Mrs Foster was speaking after the latest data revealed a further four people have died in the last 24 hours, with a further 14 unreported deaths announced for Northern Ireland. It brings the total death toll related to coronavirus in NI to 365.
The newly published figures, which relate to 9.30am on April 30 to 9.30am on May 1, show that four people have died with a further 14 deaths reported but not occurring within this period.
The figures from the Department of Health show that a further 87 people have tested positive since the last report, with a total of 3,623 found to have had the disease after testing. Some 23,381 people have been tested overall.
There is currently 33 people with coronavirus in intensive care beds in Northern Ireland.
It comes as the numbers of coronavirus deaths taking place in care homes in Northern Ireland has risen to more than 40%, new figures have indicated.
NISRA stats show that up until the week ending April 24, there were 393 deaths involving Covid-19 , with 209 (53.2%) in hospital, 158 (40.2%) in care homes, three (0.8%) in hospices and 23 (5.9%) at residential addresses or other locations.
The 161 deaths in care homes and hospices involved 57 separate establishments.
The comparative number of deaths reported daily by the Department of Health to April 24 was 299.
These figures are based on patients having previously tested positive for the virus, whereas NISRA figures are based on the information entered on death certificates, filled out by medical professionals.

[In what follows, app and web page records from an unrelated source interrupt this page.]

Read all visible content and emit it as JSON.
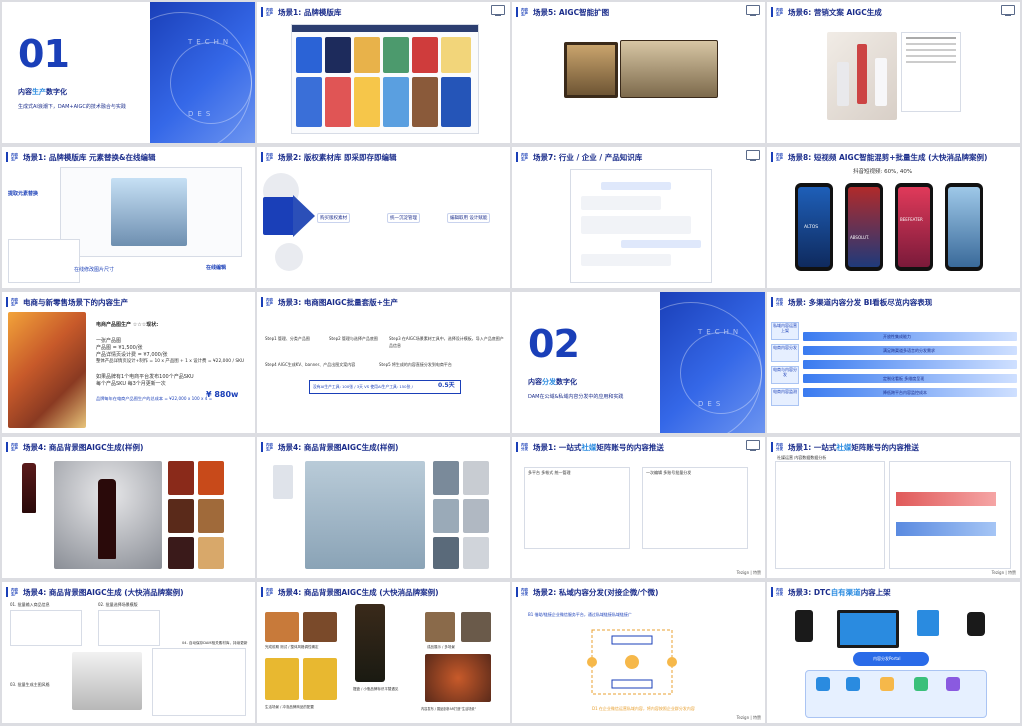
{
  "slides": {
    "s1": {
      "number": "01",
      "title_pre": "内容",
      "title_hl": "生产",
      "title_post": "数字化",
      "subtitle": "生成式AI浪潮下，DAM+AIGC的技术融合与实践",
      "deco1": "TECHN",
      "deco2": "DES"
    },
    "s2": {
      "title": "场景1: 品牌模版库",
      "tag": "内容生产"
    },
    "s3": {
      "title": "场景5: AIGC智能扩图",
      "tag": "内容生产"
    },
    "s4": {
      "title": "场景6: 营销文案 AIGC生成",
      "tag": "内容生产"
    },
    "s5": {
      "title": "场景1: 品牌模版库 元素替换&在线编辑",
      "tag": "内容生产",
      "label_a": "提取元素替换",
      "label_b": "在线编辑",
      "label_c": "在线修改图片尺寸"
    },
    "s6": {
      "title": "场景2: 版权素材库 即采即存即编辑",
      "tag": "内容生产",
      "step1": "购买版权素材",
      "step2": "统一沉淀管理",
      "step3": "编辑取用 设计赋能"
    },
    "s7": {
      "title": "场景7: 行业 / 企业 / 产品知识库",
      "tag": "内容生产"
    },
    "s8": {
      "title": "场景8: 短视频 AIGC智能混剪+批量生成 (大快消品牌案例)",
      "tag": "内容生产",
      "metric_label": "抖音短视频:",
      "metric_a": "60%,",
      "metric_b": "40%",
      "phone1": "ALTOS",
      "phone2": "ABSOLUT.",
      "phone3": "BEEFEATER"
    },
    "s9": {
      "title": "电商与新零售场景下的内容生产",
      "tag": "内容生产",
      "lines": [
        "电商产品图生产 ☆☆☆现状:",
        "一张产品图",
        "产品图 = ¥1,500/张",
        "产品详情页设计费 = ¥7,000/张",
        "整体产品详情页设计+制作 = 10 x 产品图 + 1 x 设计费 = ¥22,000 / SKU",
        "如果品牌有1个电商平台发布100个产品SKU",
        "每个产品SKU 每3个月更新一次",
        "品牌每年在电商产品图生产的总成本 = ¥22,000 x 100 x 4 ="
      ],
      "total": "¥ 880w"
    },
    "s10": {
      "title": "场景3: 电商图AIGC批量套版+生产",
      "tag": "内容生产",
      "steps": [
        "Step1 管理、分类产品图",
        "Step2 管理与选择产品底图",
        "Step3 在AIGC场景素材工具中，选择设计模板，导入产品底图产品信息",
        "Step4 AIGC生成KV、banner、产品出图文案内容",
        "Step5 将生成的内容直接分发到电商平台"
      ],
      "result_label": "没有AI生产工具: 100张 / 3天 VS 使用AI生产工具: 150张 /",
      "result_value": "0.5天"
    },
    "s11": {
      "number": "02",
      "title_pre": "内容",
      "title_hl": "分发",
      "title_post": "数字化",
      "subtitle": "DAM在公域&私域内容分发中的应用和实践",
      "deco1": "TECHN",
      "deco2": "DES"
    },
    "s12": {
      "title": "场景: 多渠道内容分发 BI看板尽览内容表现",
      "tag": "内容分发",
      "left": [
        "私域内容运营上架",
        "电商内容分发",
        "电商内容分发推广",
        "电商与内容分发",
        "电商内容监测"
      ],
      "rows": [
        "开放性集成能力",
        "满足跨渠道多语言的分发需求",
        "",
        "定制化看板 多维度呈现",
        "降低跨平台内容监控成本"
      ]
    },
    "s13": {
      "title": "场景4: 商品背景图AIGC生成(样例)",
      "tag": "内容生产"
    },
    "s14": {
      "title": "场景4: 商品背景图AIGC生成(样例)",
      "tag": "内容生产"
    },
    "s15": {
      "title_pre": "场景1: 一站式",
      "title_hl": "社媒",
      "title_post": "矩阵账号的内容推送",
      "tag": "内容分发",
      "panel_a": "多平台 多帐式 统一管理",
      "panel_b": "一次编辑 多账号批量分发"
    },
    "s16": {
      "title_pre": "场景1: 一站式",
      "title_hl": "社媒",
      "title_post": "矩阵账号的内容推送",
      "tag": "内容分发",
      "panel": "社媒运营 内容数据数据分析"
    },
    "s17": {
      "title": "场景4: 商品背景图AIGC生成 (大快消品牌案例)",
      "tag": "内容生产",
      "l1": "01. 批量输入商品信息",
      "l2": "02. 批量选择场景模版",
      "l3": "03. 批量生成主图风格",
      "l4": "04. 自动保存DAM相关素材库，持续更新"
    },
    "s18": {
      "title": "场景4: 商品背景图AIGC生成 (大快消品牌案例)",
      "tag": "内容生产",
      "c1": "完成前期 测试 / 整体风格调性确定",
      "c2": "组合 / 小瓶品牌标识平替",
      "c3": "成品展示 / 多场景",
      "c4": "生活场景 / 冲泡品牌商品的配置",
      "c5": "摆盘 / 小瓶品牌标识平替遇见",
      "c6": "内容发布  / 展品剖析AR打造\"生活场景\""
    },
    "s19": {
      "title": "场景2: 私域内容分发(对接企微/个微)",
      "tag": "内容分发",
      "top": "B1 借助/链接企业微信服务平台，通过私域链接私域链接广",
      "bottom": "D1 在企业微信运营私域内容，将内容按照企业群分发内容"
    },
    "s20": {
      "title_pre": "场景3: DTC",
      "title_hl": "自有渠道",
      "title_post": "内容上架",
      "tag": "内容分发",
      "portal": "内容分发Portal"
    },
    "footer": "Tezign | 特赞"
  },
  "colors": {
    "brand": "#1a3fb8",
    "accent": "#2a8be0",
    "gradient_end": "#6d95f0"
  },
  "icons": [
    "monitor-icon",
    "arrow-right-icon",
    "phone-icon",
    "laptop-icon",
    "watch-icon"
  ]
}
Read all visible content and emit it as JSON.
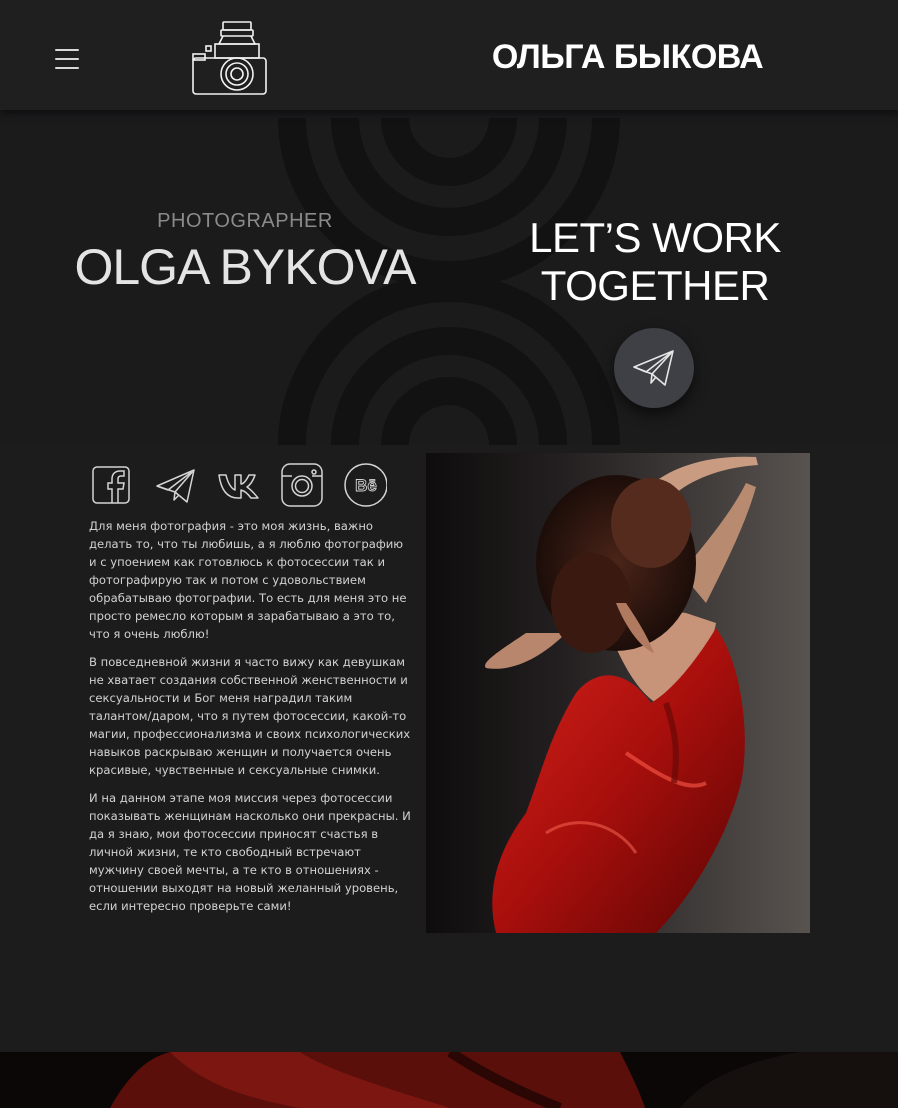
{
  "header": {
    "brand": "ОЛЬГА БЫКОВА",
    "menu_icon": "hamburger-menu-icon",
    "logo_icon": "camera-icon"
  },
  "hero": {
    "role": "PHOTOGRAPHER",
    "name": "OLGA BYKOVA",
    "cta_line1": "LET’S WORK",
    "cta_line2": "TOGETHER",
    "cta_icon": "telegram-send-icon"
  },
  "social": [
    {
      "name": "facebook",
      "icon": "facebook-icon"
    },
    {
      "name": "telegram",
      "icon": "telegram-icon"
    },
    {
      "name": "vk",
      "icon": "vk-icon"
    },
    {
      "name": "instagram",
      "icon": "instagram-icon"
    },
    {
      "name": "behance",
      "icon": "behance-icon",
      "glyph": "Bē"
    }
  ],
  "about": {
    "p1": "Для меня фотография - это моя жизнь, важно делать то, что ты любишь, а я люблю фотографию и с упоением как готовлюсь к фотосессии так и фотографирую так и потом с удовольствием обрабатываю фотографии. То есть для меня это не просто ремесло которым я зарабатываю а это то, что я очень люблю!",
    "p2": "В повседневной жизни я часто вижу как девушкам не хватает создания собственной женственности и сексуальности и Бог меня наградил таким талантом/даром, что я путем фотосессии, какой-то магии, профессионализма и своих психологических навыков раскрываю женщин и получается очень красивые, чувственные и сексуальные снимки.",
    "p3": "И на данном этапе моя миссия через фотосессии показывать женщинам насколько они прекрасны. И да я знаю, мои фотосессии приносят счастья в личной жизни, те кто свободный встречают мужчину своей мечты, а те кто в отношениях - отношении выходят на новый желанный уровень, если интересно проверьте сами!"
  },
  "colors": {
    "background": "#1c1c1d",
    "header": "#1f1f20",
    "dress_red": "#b5120f",
    "button": "#3e4046"
  }
}
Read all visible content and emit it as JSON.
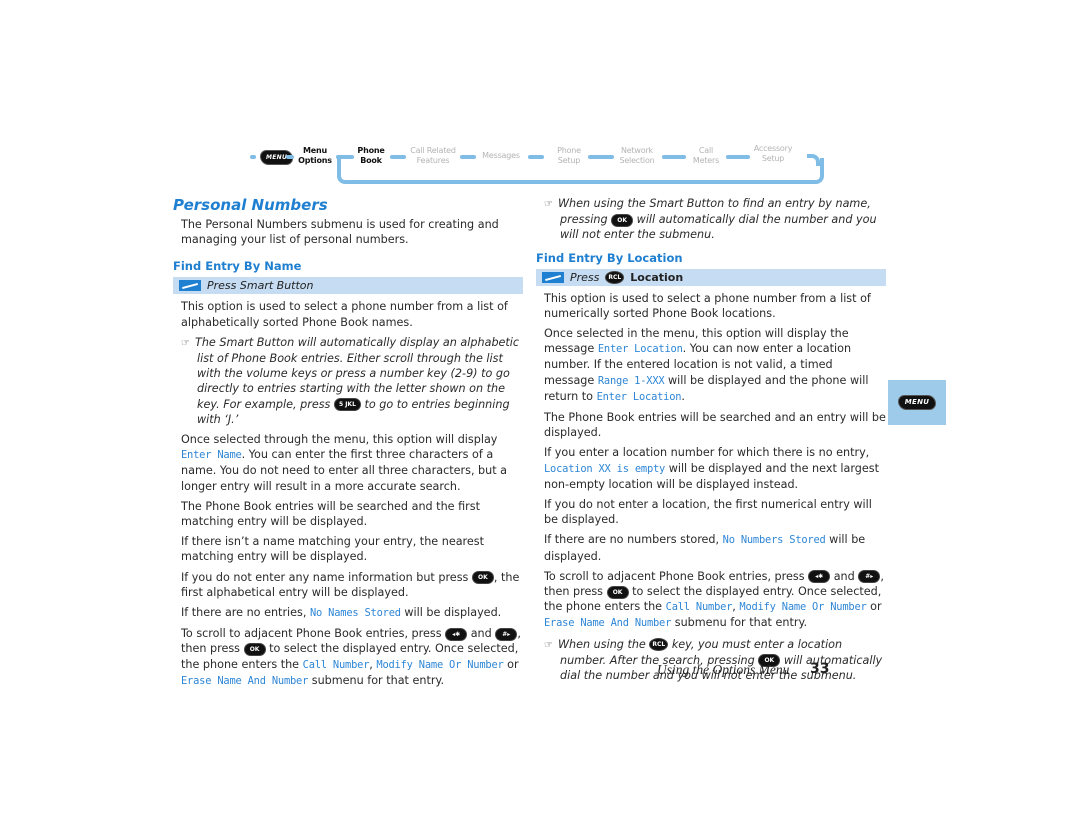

They may or may not have previously tested positive for the virus. Over the last four weeks in total, 596 "excess deaths’"- deaths above the average for the corresponding period in previous years- have been registered in Northern Ireland.
Check out how Friday's main developments unfolded.